Date of this Version
University of Nebraska–Lincoln Extension, Institute of Agriculture and Natural Resources, G1676.
Ascochyta blight is the most serious chickpea disease worldwide. Integrating genetic resistance, crop rotation and fungicide application is the best way to manage the disease.
The chickpea (Cicer arietinum), also known as the garbanzo bean, is an annual grain legume crop that ranks among the world’s three most important pulses (seed legumes used as food). It is an important source of protein in many parts of central Asia, Africa, and the Mediterranean, and among food legumes it is the most effective in reducing blood cholesterol levels. India is the largest producer, currently growing 78 percent of the world’s crop, followed by Pakistan, Mexico, Turkey, and Ethiopia. The crop is native to western Asia and the Middle East, and it is usually grown as a rain-fed, cool-weather crop or as a dry-climate crop in semiarid regions.
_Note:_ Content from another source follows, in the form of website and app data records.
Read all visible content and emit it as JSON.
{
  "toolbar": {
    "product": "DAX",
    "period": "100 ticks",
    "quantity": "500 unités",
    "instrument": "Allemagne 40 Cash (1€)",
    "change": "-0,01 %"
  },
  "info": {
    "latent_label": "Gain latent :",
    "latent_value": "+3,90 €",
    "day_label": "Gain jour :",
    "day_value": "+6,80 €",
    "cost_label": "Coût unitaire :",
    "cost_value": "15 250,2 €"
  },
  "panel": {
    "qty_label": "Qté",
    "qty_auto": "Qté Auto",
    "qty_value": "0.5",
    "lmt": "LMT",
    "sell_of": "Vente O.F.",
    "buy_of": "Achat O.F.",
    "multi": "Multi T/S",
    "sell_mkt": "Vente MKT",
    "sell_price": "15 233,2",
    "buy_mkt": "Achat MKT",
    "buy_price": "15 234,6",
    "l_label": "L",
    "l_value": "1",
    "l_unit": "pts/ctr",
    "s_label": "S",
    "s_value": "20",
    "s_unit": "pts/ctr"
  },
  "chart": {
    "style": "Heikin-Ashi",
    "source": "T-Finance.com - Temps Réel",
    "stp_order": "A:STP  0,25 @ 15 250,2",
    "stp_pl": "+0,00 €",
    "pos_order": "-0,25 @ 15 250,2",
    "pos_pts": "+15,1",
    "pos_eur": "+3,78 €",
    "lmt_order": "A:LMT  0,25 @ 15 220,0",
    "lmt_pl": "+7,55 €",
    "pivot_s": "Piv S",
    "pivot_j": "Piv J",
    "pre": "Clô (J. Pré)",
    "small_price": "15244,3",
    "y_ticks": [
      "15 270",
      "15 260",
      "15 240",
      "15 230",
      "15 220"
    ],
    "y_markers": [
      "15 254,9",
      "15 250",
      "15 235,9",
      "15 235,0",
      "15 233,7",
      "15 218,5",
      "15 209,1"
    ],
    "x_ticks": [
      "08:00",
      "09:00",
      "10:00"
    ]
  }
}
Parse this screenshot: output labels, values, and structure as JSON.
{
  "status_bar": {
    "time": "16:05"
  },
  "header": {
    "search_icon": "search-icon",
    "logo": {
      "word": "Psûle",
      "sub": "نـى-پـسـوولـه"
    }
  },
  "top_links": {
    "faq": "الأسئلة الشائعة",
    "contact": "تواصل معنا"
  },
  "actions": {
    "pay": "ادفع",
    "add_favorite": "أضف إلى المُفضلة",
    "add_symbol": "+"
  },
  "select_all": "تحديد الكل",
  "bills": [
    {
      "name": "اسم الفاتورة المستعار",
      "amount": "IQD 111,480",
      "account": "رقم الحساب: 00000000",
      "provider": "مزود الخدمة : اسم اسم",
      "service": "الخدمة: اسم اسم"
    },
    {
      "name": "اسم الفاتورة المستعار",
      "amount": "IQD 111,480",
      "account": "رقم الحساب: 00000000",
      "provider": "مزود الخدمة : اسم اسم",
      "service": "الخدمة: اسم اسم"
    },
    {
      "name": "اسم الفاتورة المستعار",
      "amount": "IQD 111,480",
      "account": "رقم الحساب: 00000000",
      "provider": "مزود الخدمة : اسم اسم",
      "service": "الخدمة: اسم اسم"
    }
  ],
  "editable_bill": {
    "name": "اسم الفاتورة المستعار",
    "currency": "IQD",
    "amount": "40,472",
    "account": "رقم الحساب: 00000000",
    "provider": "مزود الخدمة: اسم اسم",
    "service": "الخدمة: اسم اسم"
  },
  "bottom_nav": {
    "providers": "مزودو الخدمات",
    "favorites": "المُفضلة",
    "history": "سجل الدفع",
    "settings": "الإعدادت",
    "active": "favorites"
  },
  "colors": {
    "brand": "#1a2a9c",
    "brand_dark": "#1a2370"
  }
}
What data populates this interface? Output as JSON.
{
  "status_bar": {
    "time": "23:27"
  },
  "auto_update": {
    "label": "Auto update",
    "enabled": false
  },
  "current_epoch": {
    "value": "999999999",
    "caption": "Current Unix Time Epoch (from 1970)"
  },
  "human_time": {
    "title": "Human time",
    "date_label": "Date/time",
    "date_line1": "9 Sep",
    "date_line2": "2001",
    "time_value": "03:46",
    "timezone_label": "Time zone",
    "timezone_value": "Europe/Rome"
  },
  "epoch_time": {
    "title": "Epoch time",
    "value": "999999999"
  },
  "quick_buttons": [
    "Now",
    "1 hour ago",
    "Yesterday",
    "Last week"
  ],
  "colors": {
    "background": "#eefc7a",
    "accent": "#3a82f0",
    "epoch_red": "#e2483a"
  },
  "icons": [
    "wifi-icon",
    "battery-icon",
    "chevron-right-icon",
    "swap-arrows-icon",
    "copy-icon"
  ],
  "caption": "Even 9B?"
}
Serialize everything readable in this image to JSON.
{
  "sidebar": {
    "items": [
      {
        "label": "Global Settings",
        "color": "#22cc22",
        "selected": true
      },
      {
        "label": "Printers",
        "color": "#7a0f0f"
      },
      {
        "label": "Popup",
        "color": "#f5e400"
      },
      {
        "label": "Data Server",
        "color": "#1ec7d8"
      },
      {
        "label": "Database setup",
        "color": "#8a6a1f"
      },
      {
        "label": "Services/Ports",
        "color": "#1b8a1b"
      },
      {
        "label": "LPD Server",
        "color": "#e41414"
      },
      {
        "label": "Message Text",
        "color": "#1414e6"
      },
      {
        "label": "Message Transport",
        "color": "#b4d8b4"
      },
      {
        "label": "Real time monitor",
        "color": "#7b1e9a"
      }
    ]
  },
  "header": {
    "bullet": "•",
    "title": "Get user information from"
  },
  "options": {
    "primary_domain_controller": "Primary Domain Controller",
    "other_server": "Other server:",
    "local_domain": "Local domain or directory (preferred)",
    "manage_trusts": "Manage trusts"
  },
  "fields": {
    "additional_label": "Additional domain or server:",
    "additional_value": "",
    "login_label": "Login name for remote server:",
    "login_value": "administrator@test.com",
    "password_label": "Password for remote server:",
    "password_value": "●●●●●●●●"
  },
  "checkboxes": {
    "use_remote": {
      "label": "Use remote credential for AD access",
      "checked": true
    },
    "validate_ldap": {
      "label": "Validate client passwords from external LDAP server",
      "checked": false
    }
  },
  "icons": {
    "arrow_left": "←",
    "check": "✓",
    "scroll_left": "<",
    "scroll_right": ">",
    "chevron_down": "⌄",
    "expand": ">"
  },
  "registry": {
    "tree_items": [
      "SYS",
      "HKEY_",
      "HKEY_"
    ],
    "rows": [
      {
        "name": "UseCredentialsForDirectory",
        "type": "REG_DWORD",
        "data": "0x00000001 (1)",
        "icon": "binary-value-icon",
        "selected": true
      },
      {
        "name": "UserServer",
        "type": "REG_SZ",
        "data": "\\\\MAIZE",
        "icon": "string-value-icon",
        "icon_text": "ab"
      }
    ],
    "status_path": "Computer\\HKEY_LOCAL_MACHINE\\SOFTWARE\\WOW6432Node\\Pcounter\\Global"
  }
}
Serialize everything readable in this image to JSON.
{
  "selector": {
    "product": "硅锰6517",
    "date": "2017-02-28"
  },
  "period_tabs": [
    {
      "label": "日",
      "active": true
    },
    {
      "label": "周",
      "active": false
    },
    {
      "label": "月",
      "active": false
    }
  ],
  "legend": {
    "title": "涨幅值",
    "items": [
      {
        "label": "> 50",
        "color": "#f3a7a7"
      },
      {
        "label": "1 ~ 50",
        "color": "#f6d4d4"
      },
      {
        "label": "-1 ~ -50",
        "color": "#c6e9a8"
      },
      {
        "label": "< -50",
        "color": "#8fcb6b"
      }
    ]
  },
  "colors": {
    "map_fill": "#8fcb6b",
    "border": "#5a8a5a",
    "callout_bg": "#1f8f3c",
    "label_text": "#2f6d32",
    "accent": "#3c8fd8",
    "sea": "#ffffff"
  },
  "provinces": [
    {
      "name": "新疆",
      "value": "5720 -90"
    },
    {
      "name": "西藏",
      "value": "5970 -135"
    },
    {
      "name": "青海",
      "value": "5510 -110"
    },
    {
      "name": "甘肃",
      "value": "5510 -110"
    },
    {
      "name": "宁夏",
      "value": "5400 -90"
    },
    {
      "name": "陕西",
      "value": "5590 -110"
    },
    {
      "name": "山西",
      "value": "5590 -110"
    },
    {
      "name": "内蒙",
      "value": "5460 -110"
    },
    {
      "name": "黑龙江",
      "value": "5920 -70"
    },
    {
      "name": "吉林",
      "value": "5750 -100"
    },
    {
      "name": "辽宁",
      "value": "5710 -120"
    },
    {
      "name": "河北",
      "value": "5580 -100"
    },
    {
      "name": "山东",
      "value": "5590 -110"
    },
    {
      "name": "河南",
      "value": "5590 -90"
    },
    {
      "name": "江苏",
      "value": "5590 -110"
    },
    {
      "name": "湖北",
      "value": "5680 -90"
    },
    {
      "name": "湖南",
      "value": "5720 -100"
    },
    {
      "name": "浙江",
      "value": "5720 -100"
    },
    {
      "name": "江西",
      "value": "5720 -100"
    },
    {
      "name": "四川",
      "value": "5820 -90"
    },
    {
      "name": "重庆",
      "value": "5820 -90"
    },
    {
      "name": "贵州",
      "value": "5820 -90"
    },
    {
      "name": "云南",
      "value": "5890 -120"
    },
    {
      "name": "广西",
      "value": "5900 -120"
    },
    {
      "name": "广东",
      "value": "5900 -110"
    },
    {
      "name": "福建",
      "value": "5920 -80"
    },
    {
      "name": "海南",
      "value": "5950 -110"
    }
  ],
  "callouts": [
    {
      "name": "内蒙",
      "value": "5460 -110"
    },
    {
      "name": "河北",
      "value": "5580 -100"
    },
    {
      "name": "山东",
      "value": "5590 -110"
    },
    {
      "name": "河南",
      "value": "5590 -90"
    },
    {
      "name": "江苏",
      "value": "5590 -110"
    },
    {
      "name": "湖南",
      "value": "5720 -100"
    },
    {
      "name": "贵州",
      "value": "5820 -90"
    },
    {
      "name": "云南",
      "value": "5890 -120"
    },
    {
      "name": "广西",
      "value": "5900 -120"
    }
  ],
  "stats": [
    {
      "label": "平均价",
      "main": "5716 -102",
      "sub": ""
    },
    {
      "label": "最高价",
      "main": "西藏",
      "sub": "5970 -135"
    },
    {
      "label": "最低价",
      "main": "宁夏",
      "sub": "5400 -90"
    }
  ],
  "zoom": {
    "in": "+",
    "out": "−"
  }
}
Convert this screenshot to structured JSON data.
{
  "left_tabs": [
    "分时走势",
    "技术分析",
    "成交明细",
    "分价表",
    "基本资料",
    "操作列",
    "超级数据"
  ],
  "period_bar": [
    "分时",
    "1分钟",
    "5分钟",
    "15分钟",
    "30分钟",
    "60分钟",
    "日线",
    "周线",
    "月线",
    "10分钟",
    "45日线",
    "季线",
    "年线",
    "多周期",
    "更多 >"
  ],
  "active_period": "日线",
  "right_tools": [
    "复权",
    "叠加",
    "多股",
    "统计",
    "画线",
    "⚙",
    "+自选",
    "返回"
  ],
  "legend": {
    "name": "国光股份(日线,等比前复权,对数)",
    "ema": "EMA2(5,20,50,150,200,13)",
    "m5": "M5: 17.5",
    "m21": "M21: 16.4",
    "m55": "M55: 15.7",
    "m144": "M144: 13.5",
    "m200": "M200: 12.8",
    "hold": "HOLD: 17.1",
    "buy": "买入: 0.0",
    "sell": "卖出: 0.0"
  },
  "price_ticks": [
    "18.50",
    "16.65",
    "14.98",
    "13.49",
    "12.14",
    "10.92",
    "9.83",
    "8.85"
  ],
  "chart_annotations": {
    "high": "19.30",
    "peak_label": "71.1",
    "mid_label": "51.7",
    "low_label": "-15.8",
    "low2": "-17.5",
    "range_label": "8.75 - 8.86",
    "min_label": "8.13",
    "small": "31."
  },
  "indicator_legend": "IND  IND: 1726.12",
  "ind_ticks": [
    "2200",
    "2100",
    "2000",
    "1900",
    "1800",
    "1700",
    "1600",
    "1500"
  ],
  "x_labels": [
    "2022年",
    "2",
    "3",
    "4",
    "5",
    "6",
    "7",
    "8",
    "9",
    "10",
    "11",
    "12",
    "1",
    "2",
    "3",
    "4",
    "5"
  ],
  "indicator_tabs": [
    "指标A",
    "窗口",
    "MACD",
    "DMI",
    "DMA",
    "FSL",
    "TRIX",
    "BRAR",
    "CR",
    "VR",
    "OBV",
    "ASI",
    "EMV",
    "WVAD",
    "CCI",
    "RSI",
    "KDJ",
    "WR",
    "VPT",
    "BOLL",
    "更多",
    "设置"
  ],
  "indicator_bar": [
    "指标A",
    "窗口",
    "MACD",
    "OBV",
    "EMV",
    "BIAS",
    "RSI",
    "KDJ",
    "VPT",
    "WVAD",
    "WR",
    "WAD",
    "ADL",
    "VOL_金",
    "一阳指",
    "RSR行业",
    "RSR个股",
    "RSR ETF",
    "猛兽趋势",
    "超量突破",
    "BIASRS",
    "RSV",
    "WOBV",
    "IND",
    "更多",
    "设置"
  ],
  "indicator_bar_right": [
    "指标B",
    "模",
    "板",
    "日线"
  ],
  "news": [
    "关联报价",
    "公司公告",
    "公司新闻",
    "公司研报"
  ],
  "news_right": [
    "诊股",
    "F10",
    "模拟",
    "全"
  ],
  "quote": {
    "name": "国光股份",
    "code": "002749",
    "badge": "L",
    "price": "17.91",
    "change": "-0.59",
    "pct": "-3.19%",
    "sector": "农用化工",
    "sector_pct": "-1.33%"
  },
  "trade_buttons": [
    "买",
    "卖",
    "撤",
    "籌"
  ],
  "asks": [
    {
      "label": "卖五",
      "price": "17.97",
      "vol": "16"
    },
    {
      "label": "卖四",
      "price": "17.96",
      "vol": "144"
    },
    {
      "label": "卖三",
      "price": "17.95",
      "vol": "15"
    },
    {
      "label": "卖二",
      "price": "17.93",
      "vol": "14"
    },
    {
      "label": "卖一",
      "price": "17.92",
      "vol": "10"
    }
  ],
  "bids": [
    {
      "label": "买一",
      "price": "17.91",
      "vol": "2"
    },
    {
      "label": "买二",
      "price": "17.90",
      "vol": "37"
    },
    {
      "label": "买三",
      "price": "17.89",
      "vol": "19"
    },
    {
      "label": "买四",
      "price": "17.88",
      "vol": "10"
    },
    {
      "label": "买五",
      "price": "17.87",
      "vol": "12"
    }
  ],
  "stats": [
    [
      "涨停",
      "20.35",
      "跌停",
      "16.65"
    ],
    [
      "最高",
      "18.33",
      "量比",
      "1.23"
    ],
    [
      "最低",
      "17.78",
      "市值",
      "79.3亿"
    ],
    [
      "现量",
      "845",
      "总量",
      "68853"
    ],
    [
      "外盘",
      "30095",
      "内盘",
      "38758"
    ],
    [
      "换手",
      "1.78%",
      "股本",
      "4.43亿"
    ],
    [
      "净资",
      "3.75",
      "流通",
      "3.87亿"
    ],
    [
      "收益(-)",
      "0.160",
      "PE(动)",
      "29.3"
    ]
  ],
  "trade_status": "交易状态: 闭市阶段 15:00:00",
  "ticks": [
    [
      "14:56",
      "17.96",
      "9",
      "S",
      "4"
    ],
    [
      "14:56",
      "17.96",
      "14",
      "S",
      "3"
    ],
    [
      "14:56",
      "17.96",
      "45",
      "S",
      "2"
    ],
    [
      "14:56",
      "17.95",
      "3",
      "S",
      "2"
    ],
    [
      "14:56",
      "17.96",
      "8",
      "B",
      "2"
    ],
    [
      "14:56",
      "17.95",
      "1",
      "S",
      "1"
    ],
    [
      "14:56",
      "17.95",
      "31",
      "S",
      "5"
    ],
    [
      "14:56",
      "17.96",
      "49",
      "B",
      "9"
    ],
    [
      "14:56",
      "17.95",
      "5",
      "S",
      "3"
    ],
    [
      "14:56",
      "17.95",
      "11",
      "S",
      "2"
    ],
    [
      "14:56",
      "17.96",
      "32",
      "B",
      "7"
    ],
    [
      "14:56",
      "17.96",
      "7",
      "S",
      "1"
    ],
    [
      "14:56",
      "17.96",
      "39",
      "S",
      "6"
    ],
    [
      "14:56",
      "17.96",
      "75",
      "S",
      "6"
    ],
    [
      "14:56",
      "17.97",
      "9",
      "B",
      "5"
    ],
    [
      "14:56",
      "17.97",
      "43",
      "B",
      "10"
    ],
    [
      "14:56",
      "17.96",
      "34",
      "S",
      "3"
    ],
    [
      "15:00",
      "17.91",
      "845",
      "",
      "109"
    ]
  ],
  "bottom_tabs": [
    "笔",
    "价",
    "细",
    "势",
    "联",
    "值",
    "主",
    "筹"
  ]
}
Interest in chickpea production in the United States as an alternative crop to spring cereals has increased rapidly in the Pacific Northwest where rainfall is marginal. The leading producers currently in the United States are Idaho, Washington, California, and North Dakota. Due to a number of issues including agronomic, processing, and marketing constraints, production in the central High Plains has been sporadic. However, production in Nebraska, has fluctuated substantially over the past decade, with a high of more than 10,000 acres in 2006. Despite a reputation for poor yields, chickpeas have the potential for more than 4,000 lb/acre, and production is expected to increase in the foreseeable future.